|Oh, please - like you didn't know |
who I really was?
The Bond girl really doesn’t work
Lea Seydoux is just another in a long line of Bond girls that just don’t convince you of anything. She hated her father the ruthless hitman for bring such violence into her life and home. But she says ‘I love you’ to Bond within two days of meeting him. Denise Richards as a nuclear physicist was more believable than this. Let’s stop and take a step back. This must be an emotionally damaged woman, given her family history and this reaction. But one of two things are happening here: either Bond is becoming a serial monogamist, as Hugh Grant so aptly described himself in Four Weddings and a Funeral, or he’s an even more depraved and despicable predator than I originally thought.
|Where, exactly, did they stop off to buy the dress?|
He not only takes advantage of women in desperate circumstances to achieve his ends, but will entrap any doe-eyed lass and use her up until the villain kills her. We never saw this kind of Bond before. You never ever got the impression that either Bond or these women were in it for the long haul (the obvious exception being Tracy in OHMSS). This new approach is unsettling, and believe me I am no feminist sympathizer when it comes to the Bond films. It was necessary to the believability of the Bond character that these be strong women who would put up with Bond for so long, but only so long. It wasn’t just that Bond grew weary of them, but that the excitement of experiencing a plot for world domination wore off and life went on. Teri Hatcher’s portrayal in Tomorrow Never Dies illustrated this quite well as the only Bond girl we've met after they broke up.

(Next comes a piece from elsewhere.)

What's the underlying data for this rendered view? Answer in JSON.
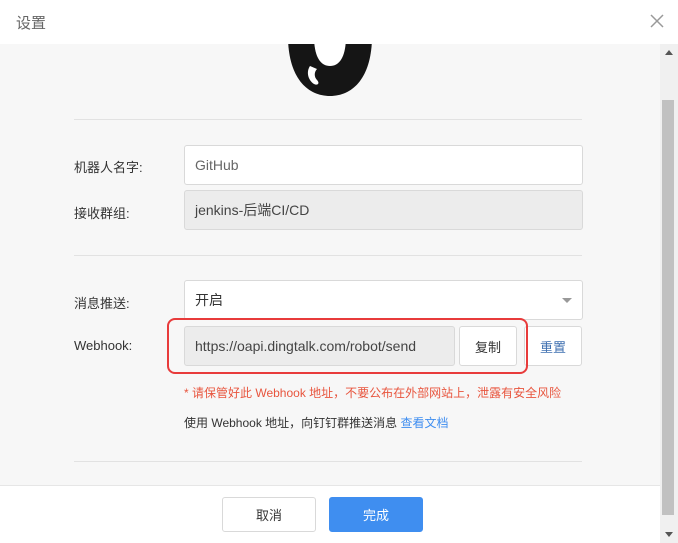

Craig is starting to damage the Bond brand
I say this delicately, because the man has real talent, and showed he could play the role well in the flawless Casino Royale, but Craig has some kind of view of the Bond character that does not align to the traditions of the role, and he is forcing that on us whether we want it or not. Craig had a hand in writing QoS and takes some responsibility for its incoherence, but it is unclear if the alcoholic and unhinged take in that film was his doing. A lot of people liked Skyfall, and though I was not among them, I thought it to be a dramatic improvement over QoS, but still a pale shadow of Royale. But here he had a hand in producing and what shows on the screen is inclusive of his vision of the character. Everything from the selection of the director, to the casting of leads, to the narrative arc we have endured is part of what Barbara Broccoli and Michael Wilson, along with Craig, see as Bond. But the portrayal itself is all him, and it isn’t pleasant. And I’m starting to think that is exactly what he wants.
Given everything I’ve outlined above, and what Matt Zoller Seitz astutely describes in his review, I am not at all optimistic about where this latest film will lead the franchise. Craig is supposedly on board with the idea of more films, and one must assume Waltz signed a multi-film contract, but there has been chatter of shaking things up again. Idris Elba asBond is just one example of the rumor mill’s output. Great actor, but why must we continue to reshape characters in some new world view? Bond is Bond, and we love him for that. But for me, Daniel Craig stopped being Bond a long time ago.
|A better Bond? Nicholas Hoult has my vote.|